— What you have to do —
Examine each line of the data. Copy the line if it includes the word "Victorian".

Entries from a dataset of interfaces:
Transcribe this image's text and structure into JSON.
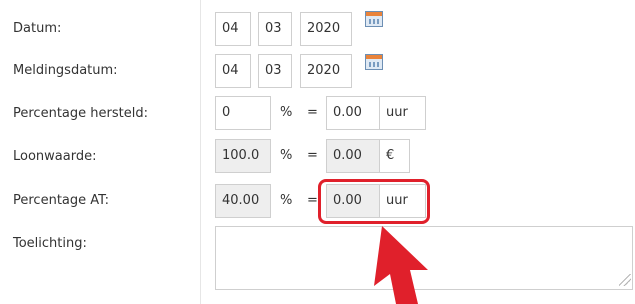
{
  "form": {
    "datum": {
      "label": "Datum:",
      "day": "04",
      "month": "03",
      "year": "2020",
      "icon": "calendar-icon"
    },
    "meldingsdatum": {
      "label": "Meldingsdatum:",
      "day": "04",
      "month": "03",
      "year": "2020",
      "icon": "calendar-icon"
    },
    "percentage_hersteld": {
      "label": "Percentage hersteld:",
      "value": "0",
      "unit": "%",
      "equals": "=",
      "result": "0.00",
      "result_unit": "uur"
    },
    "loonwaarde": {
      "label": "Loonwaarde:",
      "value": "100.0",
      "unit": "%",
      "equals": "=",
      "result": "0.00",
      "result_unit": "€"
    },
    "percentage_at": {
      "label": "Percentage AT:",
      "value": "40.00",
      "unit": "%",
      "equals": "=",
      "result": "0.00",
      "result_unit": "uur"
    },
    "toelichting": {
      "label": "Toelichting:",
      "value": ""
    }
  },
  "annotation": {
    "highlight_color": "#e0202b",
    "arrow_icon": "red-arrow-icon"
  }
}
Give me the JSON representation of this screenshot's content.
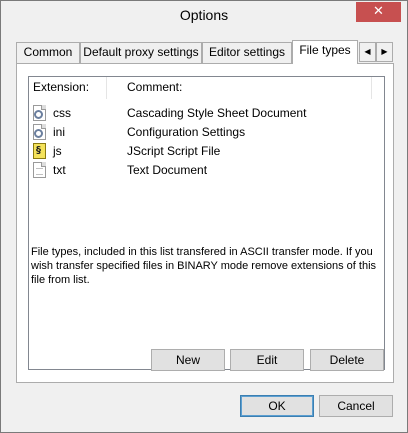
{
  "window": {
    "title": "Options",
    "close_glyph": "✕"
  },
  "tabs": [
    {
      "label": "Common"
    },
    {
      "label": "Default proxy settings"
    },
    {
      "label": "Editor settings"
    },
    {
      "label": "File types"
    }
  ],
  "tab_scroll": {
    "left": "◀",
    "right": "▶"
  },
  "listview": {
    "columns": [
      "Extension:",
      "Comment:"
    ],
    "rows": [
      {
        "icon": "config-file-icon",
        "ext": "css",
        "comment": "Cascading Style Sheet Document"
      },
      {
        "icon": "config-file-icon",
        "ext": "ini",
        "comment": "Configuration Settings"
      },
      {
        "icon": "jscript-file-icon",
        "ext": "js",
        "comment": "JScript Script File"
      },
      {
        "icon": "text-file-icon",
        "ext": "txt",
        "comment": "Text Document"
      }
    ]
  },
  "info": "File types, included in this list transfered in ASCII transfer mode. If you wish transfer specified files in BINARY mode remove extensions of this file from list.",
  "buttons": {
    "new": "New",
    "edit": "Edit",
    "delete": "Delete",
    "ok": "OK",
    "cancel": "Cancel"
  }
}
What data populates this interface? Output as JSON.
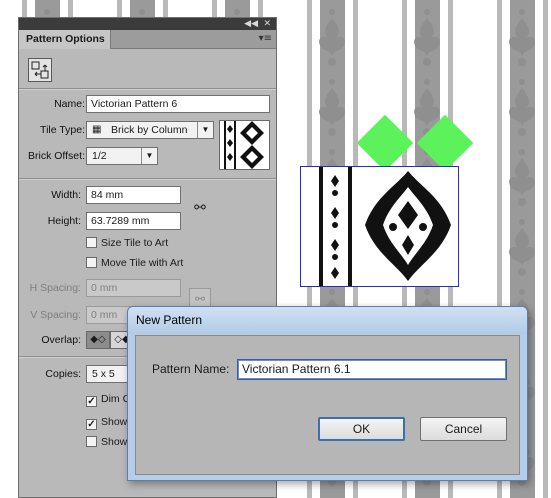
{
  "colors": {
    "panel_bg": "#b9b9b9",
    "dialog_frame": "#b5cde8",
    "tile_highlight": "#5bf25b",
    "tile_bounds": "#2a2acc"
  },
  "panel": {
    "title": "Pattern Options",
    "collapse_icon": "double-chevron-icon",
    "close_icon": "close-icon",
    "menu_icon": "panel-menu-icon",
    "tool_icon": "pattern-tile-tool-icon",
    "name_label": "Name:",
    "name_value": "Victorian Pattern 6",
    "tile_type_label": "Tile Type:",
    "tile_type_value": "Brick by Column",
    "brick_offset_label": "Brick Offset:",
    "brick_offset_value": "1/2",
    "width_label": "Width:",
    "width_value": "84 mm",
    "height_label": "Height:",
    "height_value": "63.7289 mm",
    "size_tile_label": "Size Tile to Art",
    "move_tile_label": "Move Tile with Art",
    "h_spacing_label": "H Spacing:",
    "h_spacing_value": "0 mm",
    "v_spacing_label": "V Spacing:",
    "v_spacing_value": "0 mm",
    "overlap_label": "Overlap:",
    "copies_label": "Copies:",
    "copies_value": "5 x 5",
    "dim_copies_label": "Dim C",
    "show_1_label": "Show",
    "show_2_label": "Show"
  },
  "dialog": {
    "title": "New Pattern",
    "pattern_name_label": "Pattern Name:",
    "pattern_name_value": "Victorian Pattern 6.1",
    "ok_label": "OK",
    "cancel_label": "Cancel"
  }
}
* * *
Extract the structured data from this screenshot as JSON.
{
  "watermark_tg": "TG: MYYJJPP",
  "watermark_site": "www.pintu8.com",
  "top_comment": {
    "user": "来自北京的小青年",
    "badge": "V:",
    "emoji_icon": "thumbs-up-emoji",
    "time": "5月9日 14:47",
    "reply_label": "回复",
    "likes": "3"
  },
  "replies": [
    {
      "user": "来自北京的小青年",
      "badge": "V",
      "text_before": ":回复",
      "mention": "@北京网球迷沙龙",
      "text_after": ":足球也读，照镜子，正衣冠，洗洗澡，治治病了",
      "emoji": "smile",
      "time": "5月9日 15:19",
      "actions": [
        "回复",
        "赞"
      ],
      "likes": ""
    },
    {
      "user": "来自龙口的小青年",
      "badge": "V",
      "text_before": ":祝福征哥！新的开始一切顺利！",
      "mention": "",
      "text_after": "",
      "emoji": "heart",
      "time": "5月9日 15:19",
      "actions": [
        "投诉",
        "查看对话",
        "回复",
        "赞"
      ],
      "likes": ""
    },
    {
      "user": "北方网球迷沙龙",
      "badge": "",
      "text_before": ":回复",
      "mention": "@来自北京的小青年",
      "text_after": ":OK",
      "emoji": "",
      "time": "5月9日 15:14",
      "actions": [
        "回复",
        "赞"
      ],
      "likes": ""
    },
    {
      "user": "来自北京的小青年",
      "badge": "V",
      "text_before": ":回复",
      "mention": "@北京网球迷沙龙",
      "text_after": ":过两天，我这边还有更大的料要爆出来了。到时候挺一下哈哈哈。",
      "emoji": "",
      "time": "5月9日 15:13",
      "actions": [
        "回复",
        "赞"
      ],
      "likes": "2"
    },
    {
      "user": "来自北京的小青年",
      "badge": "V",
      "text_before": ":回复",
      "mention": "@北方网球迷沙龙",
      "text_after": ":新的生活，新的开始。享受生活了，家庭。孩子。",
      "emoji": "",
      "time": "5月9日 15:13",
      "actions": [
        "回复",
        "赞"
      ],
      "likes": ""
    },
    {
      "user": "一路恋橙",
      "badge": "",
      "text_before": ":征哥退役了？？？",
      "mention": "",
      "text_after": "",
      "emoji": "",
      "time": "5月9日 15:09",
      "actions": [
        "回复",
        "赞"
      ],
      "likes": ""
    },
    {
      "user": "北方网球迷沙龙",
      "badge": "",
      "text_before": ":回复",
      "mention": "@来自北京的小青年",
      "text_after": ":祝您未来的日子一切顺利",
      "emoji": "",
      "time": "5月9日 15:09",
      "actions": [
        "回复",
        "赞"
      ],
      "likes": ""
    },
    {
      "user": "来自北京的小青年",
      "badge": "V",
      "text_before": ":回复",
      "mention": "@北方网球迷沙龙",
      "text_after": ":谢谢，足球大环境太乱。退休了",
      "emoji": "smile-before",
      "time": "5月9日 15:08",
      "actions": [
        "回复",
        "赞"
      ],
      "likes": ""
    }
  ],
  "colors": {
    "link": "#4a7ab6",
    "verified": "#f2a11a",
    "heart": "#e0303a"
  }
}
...
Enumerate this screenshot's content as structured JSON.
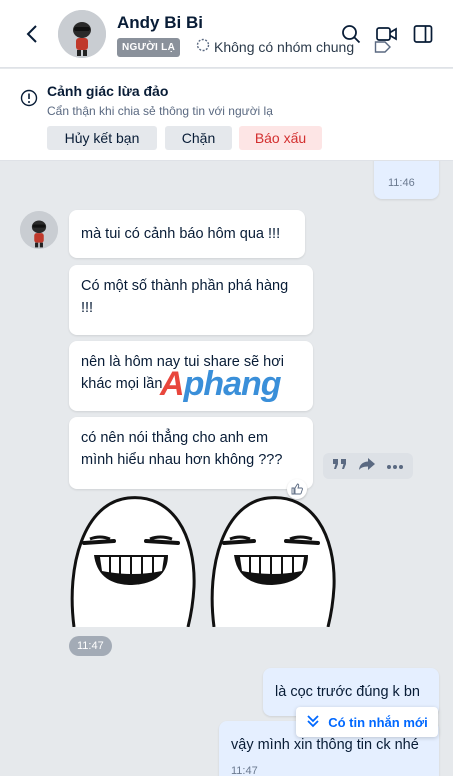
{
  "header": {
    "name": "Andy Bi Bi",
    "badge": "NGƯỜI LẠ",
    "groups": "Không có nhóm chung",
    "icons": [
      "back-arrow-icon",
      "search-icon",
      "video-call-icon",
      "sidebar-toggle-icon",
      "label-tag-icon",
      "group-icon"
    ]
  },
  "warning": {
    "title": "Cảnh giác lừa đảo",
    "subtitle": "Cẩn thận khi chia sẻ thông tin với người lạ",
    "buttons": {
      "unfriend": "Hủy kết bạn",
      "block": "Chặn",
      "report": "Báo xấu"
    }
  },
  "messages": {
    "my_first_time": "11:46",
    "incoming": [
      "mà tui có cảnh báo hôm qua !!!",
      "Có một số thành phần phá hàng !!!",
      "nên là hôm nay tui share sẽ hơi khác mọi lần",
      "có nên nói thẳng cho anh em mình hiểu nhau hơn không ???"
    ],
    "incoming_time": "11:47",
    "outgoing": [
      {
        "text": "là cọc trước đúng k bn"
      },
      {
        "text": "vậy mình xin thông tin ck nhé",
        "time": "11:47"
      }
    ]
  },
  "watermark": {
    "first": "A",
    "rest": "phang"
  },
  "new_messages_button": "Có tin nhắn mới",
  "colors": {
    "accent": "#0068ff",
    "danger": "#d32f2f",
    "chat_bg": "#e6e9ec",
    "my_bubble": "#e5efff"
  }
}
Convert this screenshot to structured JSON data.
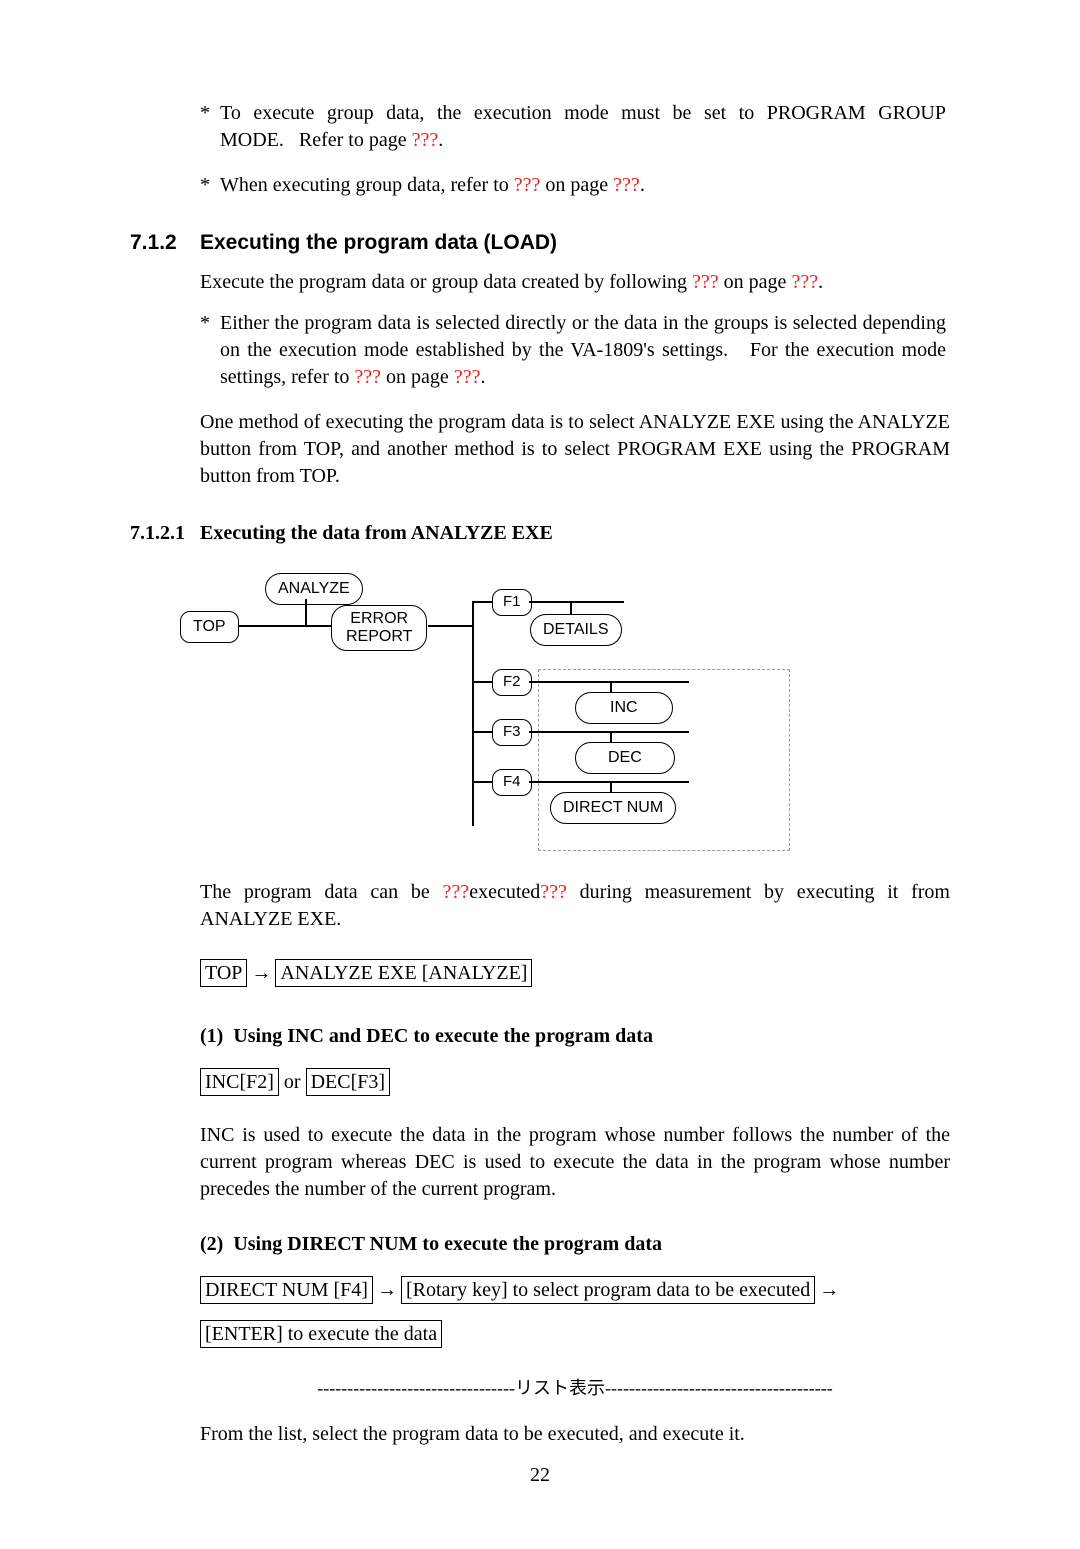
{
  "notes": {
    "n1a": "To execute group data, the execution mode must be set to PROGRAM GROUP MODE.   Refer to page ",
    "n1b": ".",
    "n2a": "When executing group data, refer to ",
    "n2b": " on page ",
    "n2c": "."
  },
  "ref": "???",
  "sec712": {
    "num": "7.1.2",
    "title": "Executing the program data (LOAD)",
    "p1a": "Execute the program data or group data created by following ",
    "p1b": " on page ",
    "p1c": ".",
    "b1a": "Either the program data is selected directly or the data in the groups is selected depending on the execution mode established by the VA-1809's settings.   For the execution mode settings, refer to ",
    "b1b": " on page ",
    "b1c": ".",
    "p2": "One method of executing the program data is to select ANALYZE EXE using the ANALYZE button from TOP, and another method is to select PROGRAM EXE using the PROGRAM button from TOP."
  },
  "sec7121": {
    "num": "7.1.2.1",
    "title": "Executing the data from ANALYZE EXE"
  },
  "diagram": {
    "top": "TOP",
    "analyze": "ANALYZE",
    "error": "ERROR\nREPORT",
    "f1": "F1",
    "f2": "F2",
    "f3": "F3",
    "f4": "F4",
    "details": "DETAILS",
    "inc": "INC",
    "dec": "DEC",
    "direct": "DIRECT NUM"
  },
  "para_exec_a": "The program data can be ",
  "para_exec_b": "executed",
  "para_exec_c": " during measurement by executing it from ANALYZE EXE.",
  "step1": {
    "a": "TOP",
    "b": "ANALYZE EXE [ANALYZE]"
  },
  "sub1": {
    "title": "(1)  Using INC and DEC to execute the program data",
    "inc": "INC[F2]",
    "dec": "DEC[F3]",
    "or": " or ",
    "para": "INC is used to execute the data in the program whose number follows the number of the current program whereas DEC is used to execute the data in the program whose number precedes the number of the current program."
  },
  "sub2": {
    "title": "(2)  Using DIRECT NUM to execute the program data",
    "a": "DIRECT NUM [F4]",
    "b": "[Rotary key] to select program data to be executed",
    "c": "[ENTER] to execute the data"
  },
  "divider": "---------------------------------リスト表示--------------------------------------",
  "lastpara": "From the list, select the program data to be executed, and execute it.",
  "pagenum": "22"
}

— Response for this exercise —
    "name_value": "Victorian Pattern 6",
    "pattern_name_value": "Victorian Pattern 6.1",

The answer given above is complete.